What the exercise asks
From the entries below, copy each line in which the word "this" occurs.
-- Data extract follows --
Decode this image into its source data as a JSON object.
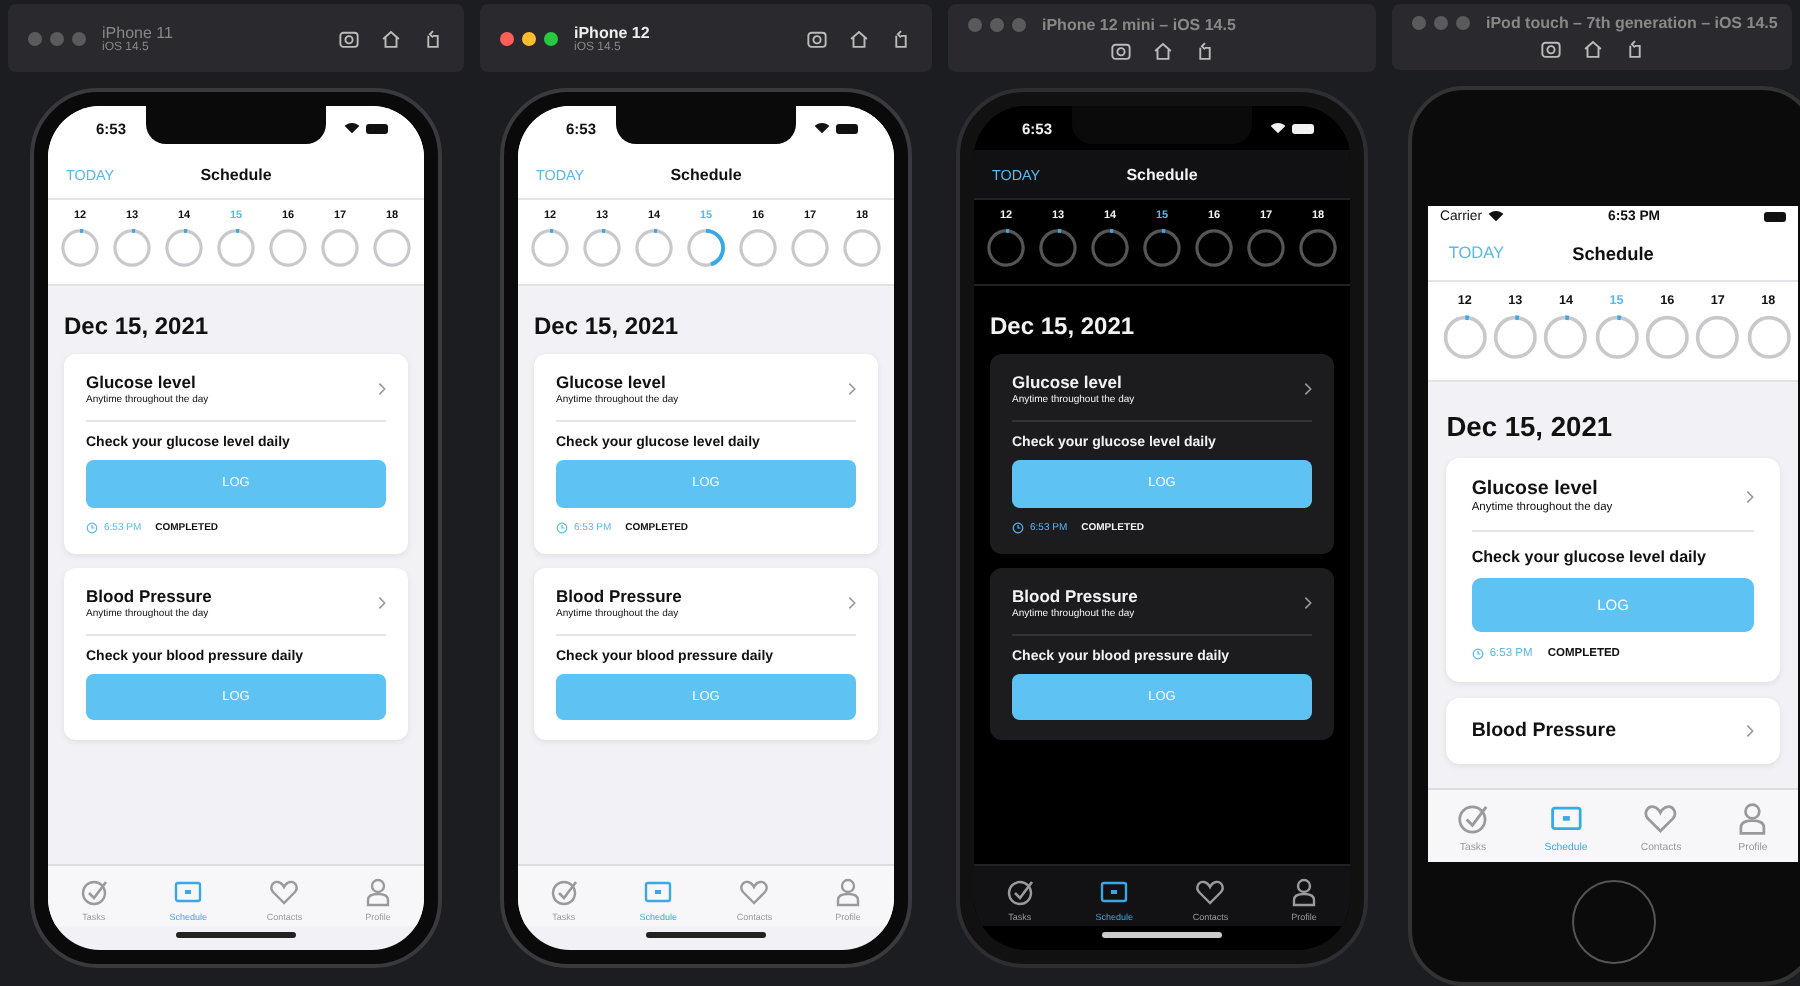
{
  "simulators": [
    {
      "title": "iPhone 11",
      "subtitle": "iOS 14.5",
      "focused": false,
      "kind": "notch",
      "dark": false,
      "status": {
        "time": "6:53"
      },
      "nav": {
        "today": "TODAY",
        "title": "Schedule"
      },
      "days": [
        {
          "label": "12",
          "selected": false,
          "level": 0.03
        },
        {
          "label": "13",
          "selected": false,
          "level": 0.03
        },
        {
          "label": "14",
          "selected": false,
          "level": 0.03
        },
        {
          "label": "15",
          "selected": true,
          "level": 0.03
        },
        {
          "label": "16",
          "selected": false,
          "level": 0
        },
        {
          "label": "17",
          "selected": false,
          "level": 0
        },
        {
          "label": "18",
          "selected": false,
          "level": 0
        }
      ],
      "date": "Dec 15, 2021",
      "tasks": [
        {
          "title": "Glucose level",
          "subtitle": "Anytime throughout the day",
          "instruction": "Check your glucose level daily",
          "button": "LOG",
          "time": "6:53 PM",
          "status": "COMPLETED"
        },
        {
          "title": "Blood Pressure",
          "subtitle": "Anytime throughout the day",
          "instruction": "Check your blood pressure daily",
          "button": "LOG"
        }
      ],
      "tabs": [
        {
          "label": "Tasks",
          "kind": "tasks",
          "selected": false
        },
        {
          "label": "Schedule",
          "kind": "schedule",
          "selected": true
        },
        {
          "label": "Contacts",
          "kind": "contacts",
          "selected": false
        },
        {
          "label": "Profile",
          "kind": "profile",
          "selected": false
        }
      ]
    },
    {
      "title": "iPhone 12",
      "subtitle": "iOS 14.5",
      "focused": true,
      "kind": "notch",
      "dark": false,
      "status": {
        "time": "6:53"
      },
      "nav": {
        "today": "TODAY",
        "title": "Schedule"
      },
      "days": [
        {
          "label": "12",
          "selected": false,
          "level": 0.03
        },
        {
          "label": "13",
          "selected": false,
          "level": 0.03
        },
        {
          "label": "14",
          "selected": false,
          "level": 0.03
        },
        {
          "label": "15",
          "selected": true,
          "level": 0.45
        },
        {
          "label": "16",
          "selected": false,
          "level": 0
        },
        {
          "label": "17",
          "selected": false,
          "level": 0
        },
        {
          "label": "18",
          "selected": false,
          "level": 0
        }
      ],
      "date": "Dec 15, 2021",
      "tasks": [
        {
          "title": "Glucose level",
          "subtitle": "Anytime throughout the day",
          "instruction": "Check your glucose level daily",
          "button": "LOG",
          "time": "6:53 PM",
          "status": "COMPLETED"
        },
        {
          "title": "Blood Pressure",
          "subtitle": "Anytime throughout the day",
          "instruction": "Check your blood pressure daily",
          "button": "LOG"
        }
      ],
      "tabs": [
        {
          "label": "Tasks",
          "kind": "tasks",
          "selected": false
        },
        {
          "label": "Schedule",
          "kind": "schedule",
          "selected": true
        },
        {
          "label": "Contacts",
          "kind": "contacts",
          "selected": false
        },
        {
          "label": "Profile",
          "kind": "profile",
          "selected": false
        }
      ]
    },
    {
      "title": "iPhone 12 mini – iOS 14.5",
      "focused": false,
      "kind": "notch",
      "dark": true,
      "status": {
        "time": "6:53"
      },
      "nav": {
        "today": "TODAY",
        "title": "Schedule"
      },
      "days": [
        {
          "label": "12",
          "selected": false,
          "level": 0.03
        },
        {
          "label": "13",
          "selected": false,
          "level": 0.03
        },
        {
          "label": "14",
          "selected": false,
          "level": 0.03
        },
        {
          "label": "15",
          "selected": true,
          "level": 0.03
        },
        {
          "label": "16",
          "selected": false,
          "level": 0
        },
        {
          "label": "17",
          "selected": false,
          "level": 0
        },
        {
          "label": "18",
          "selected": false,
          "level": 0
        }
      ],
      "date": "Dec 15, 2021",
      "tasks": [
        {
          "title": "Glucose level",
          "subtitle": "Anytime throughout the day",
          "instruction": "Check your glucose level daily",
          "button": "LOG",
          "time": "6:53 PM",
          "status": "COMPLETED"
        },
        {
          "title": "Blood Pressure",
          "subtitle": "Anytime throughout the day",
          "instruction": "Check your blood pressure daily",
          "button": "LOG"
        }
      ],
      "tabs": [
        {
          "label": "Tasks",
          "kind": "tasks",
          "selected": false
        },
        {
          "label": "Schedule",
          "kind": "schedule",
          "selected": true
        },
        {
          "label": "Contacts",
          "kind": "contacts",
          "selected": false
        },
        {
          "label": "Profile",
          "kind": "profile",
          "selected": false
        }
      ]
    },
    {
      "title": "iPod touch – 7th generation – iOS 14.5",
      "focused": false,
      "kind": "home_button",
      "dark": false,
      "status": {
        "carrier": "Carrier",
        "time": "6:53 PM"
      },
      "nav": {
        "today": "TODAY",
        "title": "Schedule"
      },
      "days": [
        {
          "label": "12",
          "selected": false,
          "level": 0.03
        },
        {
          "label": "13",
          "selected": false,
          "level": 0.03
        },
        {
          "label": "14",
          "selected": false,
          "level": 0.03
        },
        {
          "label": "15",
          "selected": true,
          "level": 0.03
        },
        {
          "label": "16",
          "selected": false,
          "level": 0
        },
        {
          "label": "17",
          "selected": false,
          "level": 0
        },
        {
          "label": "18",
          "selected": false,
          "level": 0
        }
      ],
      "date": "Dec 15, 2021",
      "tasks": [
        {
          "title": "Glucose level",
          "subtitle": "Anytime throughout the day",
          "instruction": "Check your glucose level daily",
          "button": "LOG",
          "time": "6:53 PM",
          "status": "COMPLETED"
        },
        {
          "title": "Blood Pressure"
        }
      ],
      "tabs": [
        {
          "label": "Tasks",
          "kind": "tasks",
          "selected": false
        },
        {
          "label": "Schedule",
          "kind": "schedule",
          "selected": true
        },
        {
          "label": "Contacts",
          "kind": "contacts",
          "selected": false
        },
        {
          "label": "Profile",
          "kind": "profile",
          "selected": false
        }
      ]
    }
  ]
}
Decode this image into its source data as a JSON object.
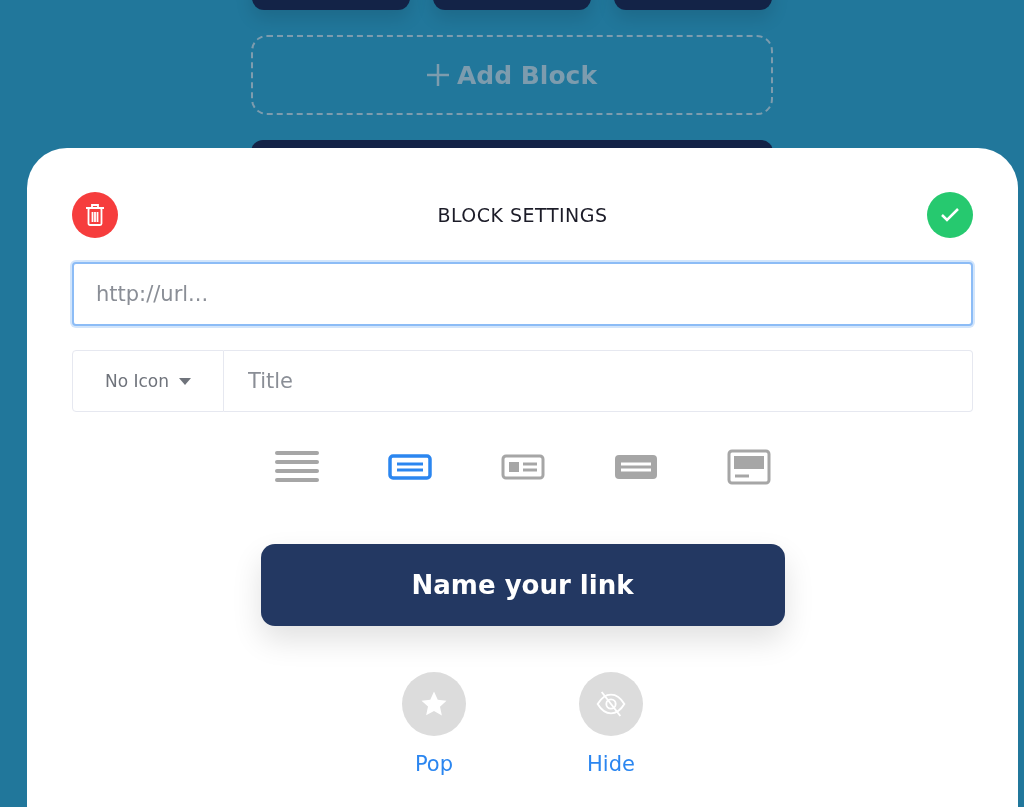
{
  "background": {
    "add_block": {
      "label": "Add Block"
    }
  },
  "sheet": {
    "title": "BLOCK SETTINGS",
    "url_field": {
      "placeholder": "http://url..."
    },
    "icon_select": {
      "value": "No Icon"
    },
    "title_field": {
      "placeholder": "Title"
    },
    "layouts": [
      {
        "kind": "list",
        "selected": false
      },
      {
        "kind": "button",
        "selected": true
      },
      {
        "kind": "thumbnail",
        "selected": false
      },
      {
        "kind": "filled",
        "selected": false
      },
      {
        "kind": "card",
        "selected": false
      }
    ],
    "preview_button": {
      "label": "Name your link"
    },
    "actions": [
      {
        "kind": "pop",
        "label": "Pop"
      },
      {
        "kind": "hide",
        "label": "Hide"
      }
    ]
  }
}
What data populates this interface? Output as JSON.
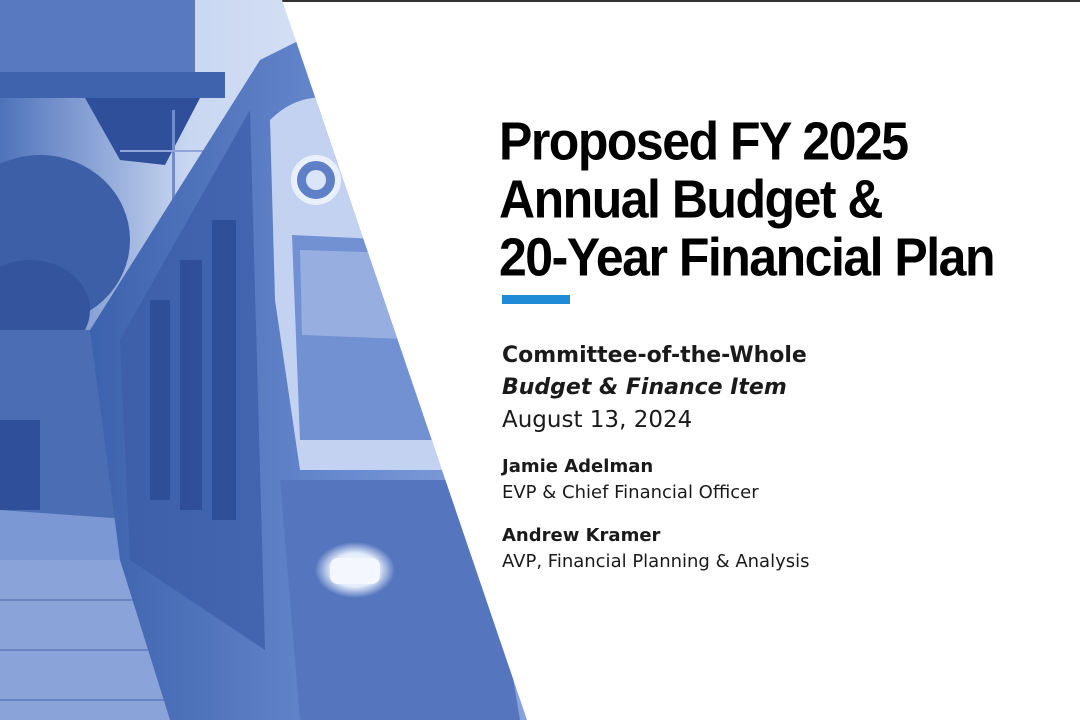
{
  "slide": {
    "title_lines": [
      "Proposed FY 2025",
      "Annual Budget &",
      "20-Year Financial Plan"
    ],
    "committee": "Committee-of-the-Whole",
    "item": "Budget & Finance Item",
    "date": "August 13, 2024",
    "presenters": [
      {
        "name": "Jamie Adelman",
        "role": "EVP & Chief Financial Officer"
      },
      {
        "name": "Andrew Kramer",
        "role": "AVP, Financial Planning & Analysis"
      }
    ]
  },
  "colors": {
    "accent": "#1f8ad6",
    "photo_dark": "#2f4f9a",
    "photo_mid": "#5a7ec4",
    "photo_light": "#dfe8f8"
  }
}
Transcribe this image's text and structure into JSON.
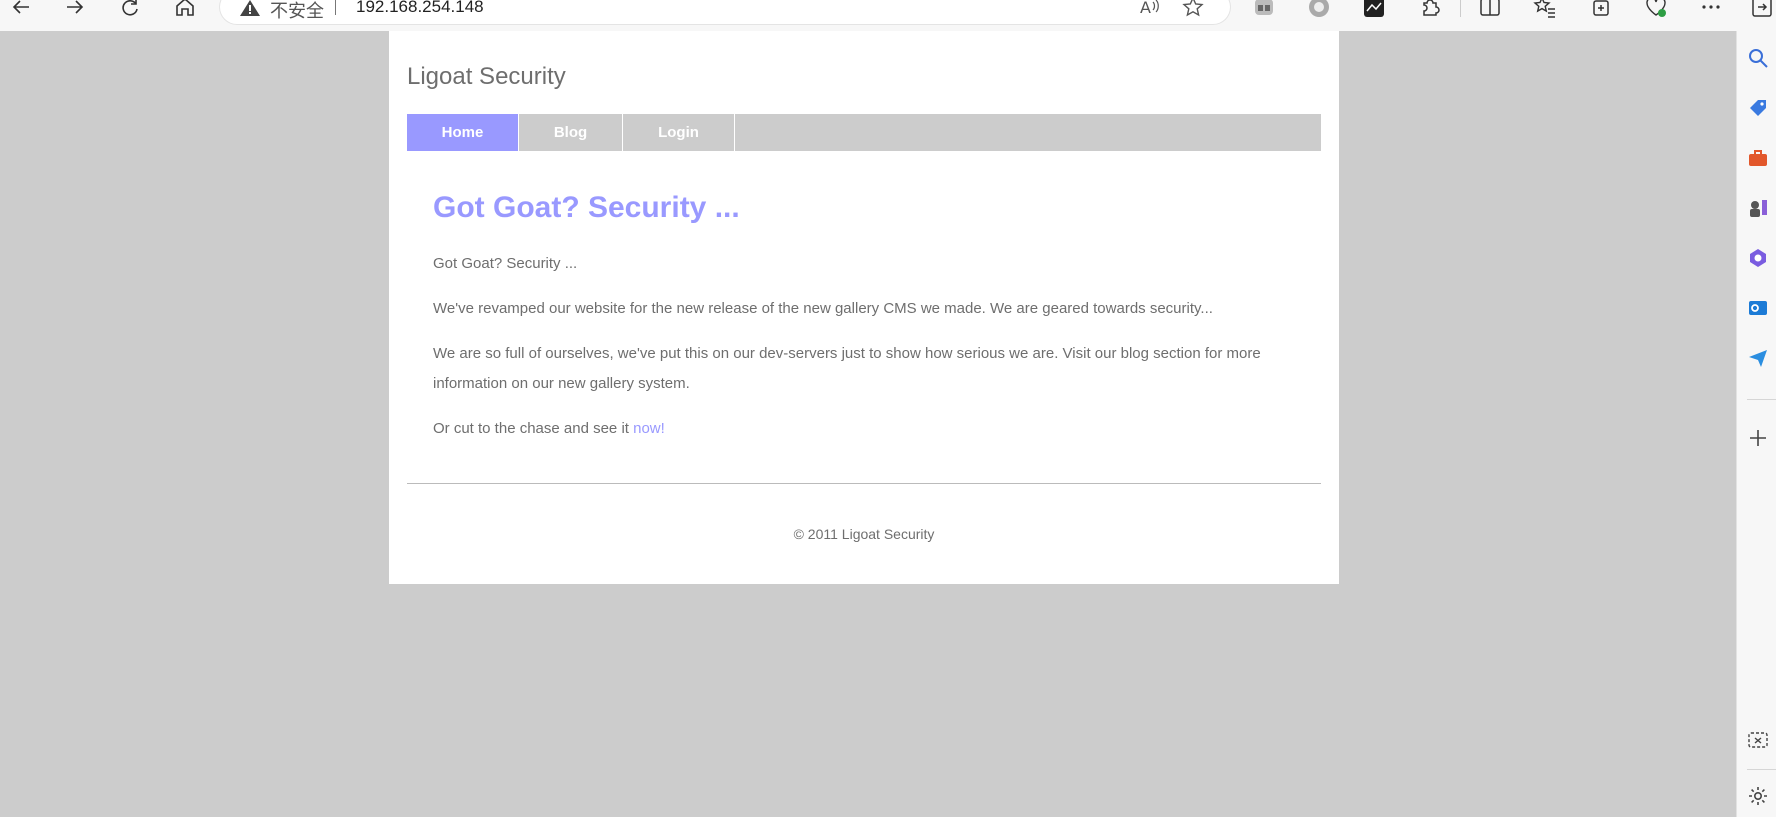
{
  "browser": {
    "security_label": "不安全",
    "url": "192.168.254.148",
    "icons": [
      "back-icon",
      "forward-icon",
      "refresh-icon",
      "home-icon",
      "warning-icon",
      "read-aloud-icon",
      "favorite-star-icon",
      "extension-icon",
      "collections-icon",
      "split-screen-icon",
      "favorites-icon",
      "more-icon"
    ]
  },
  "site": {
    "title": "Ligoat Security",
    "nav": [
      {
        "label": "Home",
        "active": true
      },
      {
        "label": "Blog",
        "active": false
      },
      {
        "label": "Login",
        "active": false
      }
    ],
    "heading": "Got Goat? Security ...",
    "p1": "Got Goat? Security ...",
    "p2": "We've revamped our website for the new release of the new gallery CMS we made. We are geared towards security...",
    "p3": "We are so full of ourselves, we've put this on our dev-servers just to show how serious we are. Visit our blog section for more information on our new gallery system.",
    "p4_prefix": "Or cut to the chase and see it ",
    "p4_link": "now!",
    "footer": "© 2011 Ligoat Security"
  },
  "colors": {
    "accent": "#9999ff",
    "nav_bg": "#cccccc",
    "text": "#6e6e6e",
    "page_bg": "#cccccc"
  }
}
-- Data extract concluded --
Written solution
Decode this image into its source data as a JSON object.
Decode this image into its source data as a JSON object.
What data populates this interface? Output as JSON.
Transcribe this image's text and structure into JSON.
    "p3": "We are so full of ourselves, we've put this on our dev-servers just to show how serious we are. Visit our blog section for more information on our new gallery system.",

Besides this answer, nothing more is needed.